Tricia, who failed the 11-plus in 1959 and found that it changed the course of her life.

Life is a continuum of events. Everything that happens is either a direct or indirect result of what went before. Failing the notorious 11-plus exam does not just accidentally change a child’s future life-path (including one’s true destiny) but it is politically designed especially to do so. I failed my test in 1959.

It is a tragedy of epic proportions that generations of children have been segregated at such an early and impressionable age into groups considered to be either worthy or unworthy of receiving a proper education based in large part on such spurious tests as IQ.

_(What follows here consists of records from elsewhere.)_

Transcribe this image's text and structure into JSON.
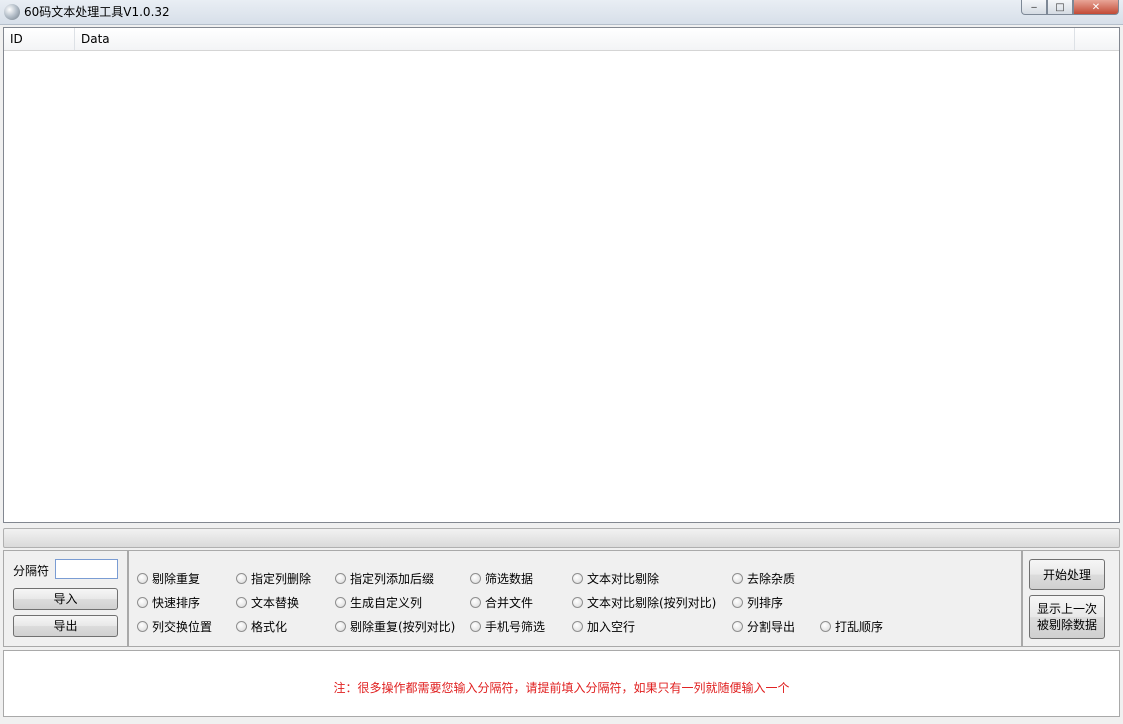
{
  "window": {
    "title": "60码文本处理工具V1.0.32",
    "min_label": "‒",
    "max_label": "□",
    "close_label": "✕"
  },
  "table": {
    "columns": [
      "ID",
      "Data"
    ],
    "rows": []
  },
  "left_panel": {
    "separator_label": "分隔符",
    "separator_value": "",
    "import_label": "导入",
    "export_label": "导出"
  },
  "options": [
    [
      "剔除重复",
      "指定列删除",
      "指定列添加后缀",
      "筛选数据",
      "文本对比剔除",
      "去除杂质"
    ],
    [
      "快速排序",
      "文本替换",
      "生成自定义列",
      "合并文件",
      "文本对比剔除(按列对比)",
      "列排序"
    ],
    [
      "列交换位置",
      "格式化",
      "剔除重复(按列对比)",
      "手机号筛选",
      "加入空行",
      "分割导出",
      "打乱顺序"
    ]
  ],
  "right_panel": {
    "start_label": "开始处理",
    "show_removed_label": "显示上一次被剔除数据"
  },
  "note": {
    "text": "注：很多操作都需要您输入分隔符，请提前填入分隔符，如果只有一列就随便输入一个",
    "color": "#e02020"
  }
}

As IQ tests are quite ridiculous mental riddles I personally believe that it shows intelligence if one chooses not to get one’s neurones into a twist trying to work out the answers. Children who answer such questions are doing so in order to be compliant with the adults who set the questions. In real life, there are far more important things to think about and debate in order to activate the brain cells. However being able to think for oneself will not pass any exams!

I suffered a deep lack of self-confidence for many years as a result of failing my 11 plus. It was not until some fifteen years later when I arrived in America that the social attitudes in that country made me realise that I was not, in fact, an inferior being and that I have the same opportunities as everyone else.

Many years later, back in England in my early forties I finally decided to take a Mensa IQ test just to prove to myself that I am quite capable of passing it if I set my mind to it. I took the test … I passed, and was accepted for Mensa!

I was then expecting the members of Mensa whom I would be meeting to consist of a group of highly intelligent intellectuals whom I would find deeply stimulating to converse with. How wrong I was! Most of them were perfectly normal ordinary people who suffered the same hang-ups about their mental abilities as anyone else, and a number of them were also 11 plus failures. Just like myself they were there because they needed to prove something to themselves. They were in fact just like the 99% of the population who receive lower IQ scores in the sense that it was a combination of the education, life’s experiences and personalities that made them who they were. They did not display a unique intelligence factor in addition as a result of their high IQs.

I do believe that this whole IQ business is somewhat of a farce. It is very unintelligent of those who devise IQ tests to suggest to the authorities that general intelligence can be measured in this way. All it proves is that the person has a knack for doing riddles. It is equally unintelligent of the psychologists who devise such tests and who really ought to know better to allow children to be labeled as being unfit to receive a proper education. Psychologists are fully aware of the long-term damaging effects of such early-life traumas.

Segregating children based on IQ is quite ludicrous. If the authorities can keep the myth going that IQ=intelligence then this barbaric form of apartheid will continue. It is especially barbaric because it a a political move particularly targeted at children….the very people whom most civilised societies do their utmost to protect.

I believe that education is a very complex problem and that Comprehensives are not a Utopia. However we need to be moving to a more humane society which has no place for educational apartheid. As a result the 11-plus has got to be well and truly scrapped. As this looks currently unlikely to be changed by law it becomes the responsibility of the administrators of the schools themselves who need to be better educated on the fallacy of the 11 plus/IQ testing system.

Anyone interested in learning more about my education and its resulting effects can go to my site